Restaurants in college towns may seem to bloom and fade like daffodils in the spring, but there are those old-line joints that make it work long term. They’re doing something right, be it the vibe, the food or the cheapness of the beer. They survive by reminding you that you’re drinking a beer, shoveling in a pizza, or wolfing a burger where college kids have been doing that decade upon decade. Never discount the tradition factor. It’s a powerful thing, and has kept many a college town joint going long past its due date.
One old-line college town restaurant that’s still got a few tricks up its sleeve is Hugo’s in Fayetteville. Dishing up drinks and pub fare on the Fayetteville town square since 1977 and housed in a cellar location straight out of a Beat poem, it’s the kind of place that’ll make even an oldster feel like the clock has been wound back to the glory days the minute you walk in the door.

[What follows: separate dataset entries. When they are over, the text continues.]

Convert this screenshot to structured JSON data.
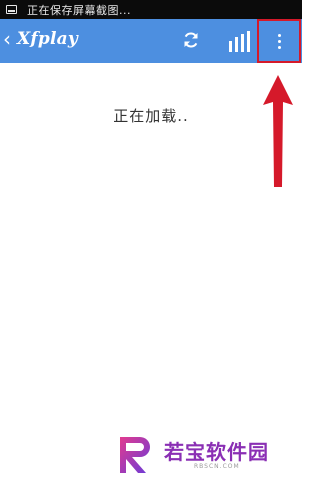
{
  "status_bar": {
    "text": "正在保存屏幕截图..."
  },
  "app_bar": {
    "back_icon": "chevron-left-icon",
    "title": "Xfplay",
    "refresh_icon": "refresh-icon",
    "stats_icon": "bar-chart-icon",
    "menu_icon": "more-vertical-icon",
    "color": "#4d8fe0"
  },
  "content": {
    "loading_text": "正在加载.."
  },
  "annotation": {
    "highlight_color": "#d5192a"
  },
  "watermark": {
    "title": "若宝软件园",
    "url": "RBSCN.COM",
    "color": "#8a2fb4"
  }
}
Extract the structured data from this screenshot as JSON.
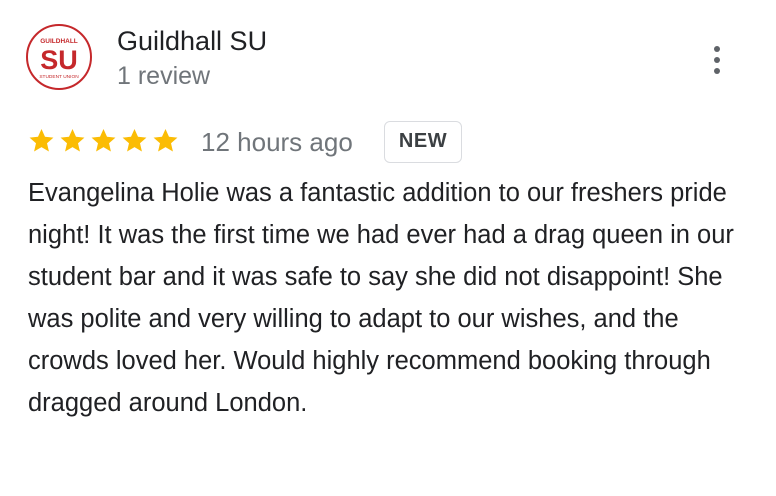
{
  "reviewer": {
    "avatar_logo": {
      "top_text": "GUILDHALL",
      "main_text": "SU",
      "bottom_text": "STUDENT UNION",
      "color": "#c5282b"
    },
    "name": "Guildhall SU",
    "review_count": "1 review"
  },
  "review": {
    "rating": 5,
    "max_rating": 5,
    "star_color": "#fbbc04",
    "time": "12 hours ago",
    "badge": "NEW",
    "text": "Evangelina Holie was a fantastic addition to our freshers pride night! It was the first time we had ever had a drag queen in our student bar and it was safe to say she did not disappoint! She was polite and very willing to adapt to our wishes, and the crowds loved her. Would highly recommend booking through dragged around London."
  },
  "icons": {
    "menu": "more-vert-icon",
    "star": "star-icon"
  }
}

The decor is the patina that hipster joints strive for, but rarely achieve: eclectic, dark, a little yellowed, with low ceilings, checkered tablecloths and old pictures predominating. A neon sign that says “TYPEWRITERS” lords over one wall, casting a red glow over the proceedings. Sit down in one of the creaking wooden chairs, and you half expect Belushi from “Animal House” to come in and demand a beer. The difference between Hugo’s and pretty much any other place in town is like the difference between Granddad’s motorcycle jacket and one you just picked up at the mall. It’s the vibe of years, gathered as slowly as moss on a rock, and you can’t buy it with a flea market’s worth of quirky knickknacks.
From the decent slate of appetizers, we tried the macho nachos ($8.95) and got about what we’d expected: a large, loaded plate of chips, cheddar, jalapenos, salsa, guac and other standard toppings. Nothing that’s going to set the world on fire, sure, but plenty good if what you want is a sponge to soak up the night’s round of beer pong.
For the main event, this reviewer tried a medium-well Bleu Moon Burger ($8.25 — and a local fave, we’d heard) while our companion tried the crepes cannelloni ($6.50).
We’re sticklers about burger preparation, and the one we had at Hugo’s was very fine: third of a pound of good ground beef, perfectly cooked and seasoned, covered in a generous amount of bleu cheese and red onion, on a griddled bun. It wasn’t the dripping, three-napkin mess that some big burgers can get up to, but it didn’t skimp on the flavor. Long story short, it’s one of the better burgers we’ve had in Fayetteville, and with bonus points for the vibe, it should be on any Arkansas burger-lover’s bucket list.
Our companion was not as happy with his crepes cannelloni. The dish was tasty but the portion a bit on the small size, and the cream sauce in need of some thickening. Thin sauce aside, however, he said that if a diner was looking for a lighter meal, it could definitely hit the spot.
Every town has a handful of must-hit foodie spots, and Hugo’s is probably a good candidate for that list in Fayetteville. While not everything we tried was memorable, the lovely rathskeller vibe of the joint and the weight of long years is enough to make up for the misses. Stick to what you remember eating in college — for us, burgers and beer, in mass quantities — and remember to lift several steins to dear old U., and you’ll likely come away pleased.